**RECORDS PROVIDED**
=== Section Start ===
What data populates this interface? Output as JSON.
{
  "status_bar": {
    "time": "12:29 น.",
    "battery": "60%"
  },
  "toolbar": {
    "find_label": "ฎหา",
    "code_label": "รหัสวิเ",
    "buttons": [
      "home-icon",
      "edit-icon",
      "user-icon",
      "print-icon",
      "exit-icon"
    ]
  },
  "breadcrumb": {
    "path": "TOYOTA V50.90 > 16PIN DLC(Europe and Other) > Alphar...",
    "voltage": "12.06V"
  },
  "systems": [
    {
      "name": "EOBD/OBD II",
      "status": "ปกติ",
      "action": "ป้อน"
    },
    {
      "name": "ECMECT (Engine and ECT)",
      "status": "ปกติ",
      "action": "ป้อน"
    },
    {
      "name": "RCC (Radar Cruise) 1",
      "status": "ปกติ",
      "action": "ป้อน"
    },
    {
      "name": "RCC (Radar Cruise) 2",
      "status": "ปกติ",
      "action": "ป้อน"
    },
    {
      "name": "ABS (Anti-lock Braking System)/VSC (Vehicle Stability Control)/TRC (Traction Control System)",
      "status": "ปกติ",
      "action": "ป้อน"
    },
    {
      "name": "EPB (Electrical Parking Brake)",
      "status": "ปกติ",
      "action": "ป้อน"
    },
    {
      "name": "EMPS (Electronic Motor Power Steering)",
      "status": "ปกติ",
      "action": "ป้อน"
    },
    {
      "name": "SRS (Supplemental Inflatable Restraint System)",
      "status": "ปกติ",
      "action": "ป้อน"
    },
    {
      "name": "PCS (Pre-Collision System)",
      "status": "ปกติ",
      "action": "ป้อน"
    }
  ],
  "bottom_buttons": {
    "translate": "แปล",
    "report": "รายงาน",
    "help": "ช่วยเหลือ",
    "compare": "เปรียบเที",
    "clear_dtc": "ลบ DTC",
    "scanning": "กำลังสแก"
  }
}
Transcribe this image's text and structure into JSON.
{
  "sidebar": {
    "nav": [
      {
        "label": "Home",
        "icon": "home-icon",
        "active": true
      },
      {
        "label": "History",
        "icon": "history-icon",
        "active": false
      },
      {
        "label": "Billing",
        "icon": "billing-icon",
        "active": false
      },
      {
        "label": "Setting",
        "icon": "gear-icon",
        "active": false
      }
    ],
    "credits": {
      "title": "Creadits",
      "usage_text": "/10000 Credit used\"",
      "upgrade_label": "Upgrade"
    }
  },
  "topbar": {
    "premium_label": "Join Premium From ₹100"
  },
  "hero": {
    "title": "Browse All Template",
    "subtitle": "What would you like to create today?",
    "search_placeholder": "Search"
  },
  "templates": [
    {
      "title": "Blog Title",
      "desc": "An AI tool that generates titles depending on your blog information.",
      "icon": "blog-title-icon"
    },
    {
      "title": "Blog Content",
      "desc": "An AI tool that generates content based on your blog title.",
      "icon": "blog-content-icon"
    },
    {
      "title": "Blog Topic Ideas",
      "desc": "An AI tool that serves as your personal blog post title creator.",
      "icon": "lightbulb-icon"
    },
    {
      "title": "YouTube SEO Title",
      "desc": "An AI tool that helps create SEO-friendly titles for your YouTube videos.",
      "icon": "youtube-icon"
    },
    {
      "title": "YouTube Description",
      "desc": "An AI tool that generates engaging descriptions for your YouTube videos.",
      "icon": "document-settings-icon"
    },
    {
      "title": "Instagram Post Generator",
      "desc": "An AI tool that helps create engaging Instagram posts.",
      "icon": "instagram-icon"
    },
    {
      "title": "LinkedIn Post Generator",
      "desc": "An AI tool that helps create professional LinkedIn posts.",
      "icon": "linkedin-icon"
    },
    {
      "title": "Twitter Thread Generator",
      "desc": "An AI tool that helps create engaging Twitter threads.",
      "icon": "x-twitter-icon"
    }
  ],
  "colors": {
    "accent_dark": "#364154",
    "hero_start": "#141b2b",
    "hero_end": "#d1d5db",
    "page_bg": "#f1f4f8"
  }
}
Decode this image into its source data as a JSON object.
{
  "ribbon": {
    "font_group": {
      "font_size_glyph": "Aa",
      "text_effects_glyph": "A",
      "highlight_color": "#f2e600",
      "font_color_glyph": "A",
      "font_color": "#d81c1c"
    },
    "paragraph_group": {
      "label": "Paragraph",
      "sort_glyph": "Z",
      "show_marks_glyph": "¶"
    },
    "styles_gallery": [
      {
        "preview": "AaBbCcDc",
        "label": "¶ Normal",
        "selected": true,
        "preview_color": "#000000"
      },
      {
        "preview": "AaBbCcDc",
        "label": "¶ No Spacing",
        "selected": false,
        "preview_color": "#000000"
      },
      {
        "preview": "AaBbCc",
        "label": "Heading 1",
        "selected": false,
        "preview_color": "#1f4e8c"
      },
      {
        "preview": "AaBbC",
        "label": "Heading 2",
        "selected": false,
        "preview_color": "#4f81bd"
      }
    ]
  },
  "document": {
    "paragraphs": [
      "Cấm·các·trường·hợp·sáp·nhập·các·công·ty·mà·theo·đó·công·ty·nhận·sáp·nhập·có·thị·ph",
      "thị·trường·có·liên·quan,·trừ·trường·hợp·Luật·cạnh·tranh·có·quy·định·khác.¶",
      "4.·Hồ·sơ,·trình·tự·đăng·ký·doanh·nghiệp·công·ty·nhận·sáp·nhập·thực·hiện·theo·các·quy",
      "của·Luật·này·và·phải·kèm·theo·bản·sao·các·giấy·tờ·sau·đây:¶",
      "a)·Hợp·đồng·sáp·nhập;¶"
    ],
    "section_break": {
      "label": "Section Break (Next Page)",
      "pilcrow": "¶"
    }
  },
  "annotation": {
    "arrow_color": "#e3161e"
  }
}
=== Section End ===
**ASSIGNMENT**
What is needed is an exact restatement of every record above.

**SOLVED EXERCISE**
What data populates this interface? Output as JSON.
{
  "status_bar": {
    "time": "12:29 น.",
    "battery": "60%"
  },
  "toolbar": {
    "find_label": "ฎหา",
    "code_label": "รหัสวิเ",
    "buttons": [
      "home-icon",
      "edit-icon",
      "user-icon",
      "print-icon",
      "exit-icon"
    ]
  },
  "breadcrumb": {
    "path": "TOYOTA V50.90 > 16PIN DLC(Europe and Other) > Alphar...",
    "voltage": "12.06V"
  },
  "systems": [
    {
      "name": "EOBD/OBD II",
      "status": "ปกติ",
      "action": "ป้อน"
    },
    {
      "name": "ECMECT (Engine and ECT)",
      "status": "ปกติ",
      "action": "ป้อน"
    },
    {
      "name": "RCC (Radar Cruise) 1",
      "status": "ปกติ",
      "action": "ป้อน"
    },
    {
      "name": "RCC (Radar Cruise) 2",
      "status": "ปกติ",
      "action": "ป้อน"
    },
    {
      "name": "ABS (Anti-lock Braking System)/VSC (Vehicle Stability Control)/TRC (Traction Control System)",
      "status": "ปกติ",
      "action": "ป้อน"
    },
    {
      "name": "EPB (Electrical Parking Brake)",
      "status": "ปกติ",
      "action": "ป้อน"
    },
    {
      "name": "EMPS (Electronic Motor Power Steering)",
      "status": "ปกติ",
      "action": "ป้อน"
    },
    {
      "name": "SRS (Supplemental Inflatable Restraint System)",
      "status": "ปกติ",
      "action": "ป้อน"
    },
    {
      "name": "PCS (Pre-Collision System)",
      "status": "ปกติ",
      "action": "ป้อน"
    }
  ],
  "bottom_buttons": {
    "translate": "แปล",
    "report": "รายงาน",
    "help": "ช่วยเหลือ",
    "compare": "เปรียบเที",
    "clear_dtc": "ลบ DTC",
    "scanning": "กำลังสแก"
  }
}
Transcribe this image's text and structure into JSON.
{
  "sidebar": {
    "nav": [
      {
        "label": "Home",
        "icon": "home-icon",
        "active": true
      },
      {
        "label": "History",
        "icon": "history-icon",
        "active": false
      },
      {
        "label": "Billing",
        "icon": "billing-icon",
        "active": false
      },
      {
        "label": "Setting",
        "icon": "gear-icon",
        "active": false
      }
    ],
    "credits": {
      "title": "Creadits",
      "usage_text": "/10000 Credit used\"",
      "upgrade_label": "Upgrade"
    }
  },
  "topbar": {
    "premium_label": "Join Premium From ₹100"
  },
  "hero": {
    "title": "Browse All Template",
    "subtitle": "What would you like to create today?",
    "search_placeholder": "Search"
  },
  "templates": [
    {
      "title": "Blog Title",
      "desc": "An AI tool that generates titles depending on your blog information.",
      "icon": "blog-title-icon"
    },
    {
      "title": "Blog Content",
      "desc": "An AI tool that generates content based on your blog title.",
      "icon": "blog-content-icon"
    },
    {
      "title": "Blog Topic Ideas",
      "desc": "An AI tool that serves as your personal blog post title creator.",
      "icon": "lightbulb-icon"
    },
    {
      "title": "YouTube SEO Title",
      "desc": "An AI tool that helps create SEO-friendly titles for your YouTube videos.",
      "icon": "youtube-icon"
    },
    {
      "title": "YouTube Description",
      "desc": "An AI tool that generates engaging descriptions for your YouTube videos.",
      "icon": "document-settings-icon"
    },
    {
      "title": "Instagram Post Generator",
      "desc": "An AI tool that helps create engaging Instagram posts.",
      "icon": "instagram-icon"
    },
    {
      "title": "LinkedIn Post Generator",
      "desc": "An AI tool that helps create professional LinkedIn posts.",
      "icon": "linkedin-icon"
    },
    {
      "title": "Twitter Thread Generator",
      "desc": "An AI tool that helps create engaging Twitter threads.",
      "icon": "x-twitter-icon"
    }
  ],
  "colors": {
    "accent_dark": "#364154",
    "hero_start": "#141b2b",
    "hero_end": "#d1d5db",
    "page_bg": "#f1f4f8"
  }
}
Decode this image into its source data as a JSON object.
{
  "ribbon": {
    "font_group": {
      "font_size_glyph": "Aa",
      "text_effects_glyph": "A",
      "highlight_color": "#f2e600",
      "font_color_glyph": "A",
      "font_color": "#d81c1c"
    },
    "paragraph_group": {
      "label": "Paragraph",
      "sort_glyph": "Z",
      "show_marks_glyph": "¶"
    },
    "styles_gallery": [
      {
        "preview": "AaBbCcDc",
        "label": "¶ Normal",
        "selected": true,
        "preview_color": "#000000"
      },
      {
        "preview": "AaBbCcDc",
        "label": "¶ No Spacing",
        "selected": false,
        "preview_color": "#000000"
      },
      {
        "preview": "AaBbCc",
        "label": "Heading 1",
        "selected": false,
        "preview_color": "#1f4e8c"
      },
      {
        "preview": "AaBbC",
        "label": "Heading 2",
        "selected": false,
        "preview_color": "#4f81bd"
      }
    ]
  },
  "document": {
    "paragraphs": [
      "Cấm·các·trường·hợp·sáp·nhập·các·công·ty·mà·theo·đó·công·ty·nhận·sáp·nhập·có·thị·ph",
      "thị·trường·có·liên·quan,·trừ·trường·hợp·Luật·cạnh·tranh·có·quy·định·khác.¶",
      "4.·Hồ·sơ,·trình·tự·đăng·ký·doanh·nghiệp·công·ty·nhận·sáp·nhập·thực·hiện·theo·các·quy",
      "của·Luật·này·và·phải·kèm·theo·bản·sao·các·giấy·tờ·sau·đây:¶",
      "a)·Hợp·đồng·sáp·nhập;¶"
    ],
    "section_break": {
      "label": "Section Break (Next Page)",
      "pilcrow": "¶"
    }
  },
  "annotation": {
    "arrow_color": "#e3161e"
  }
}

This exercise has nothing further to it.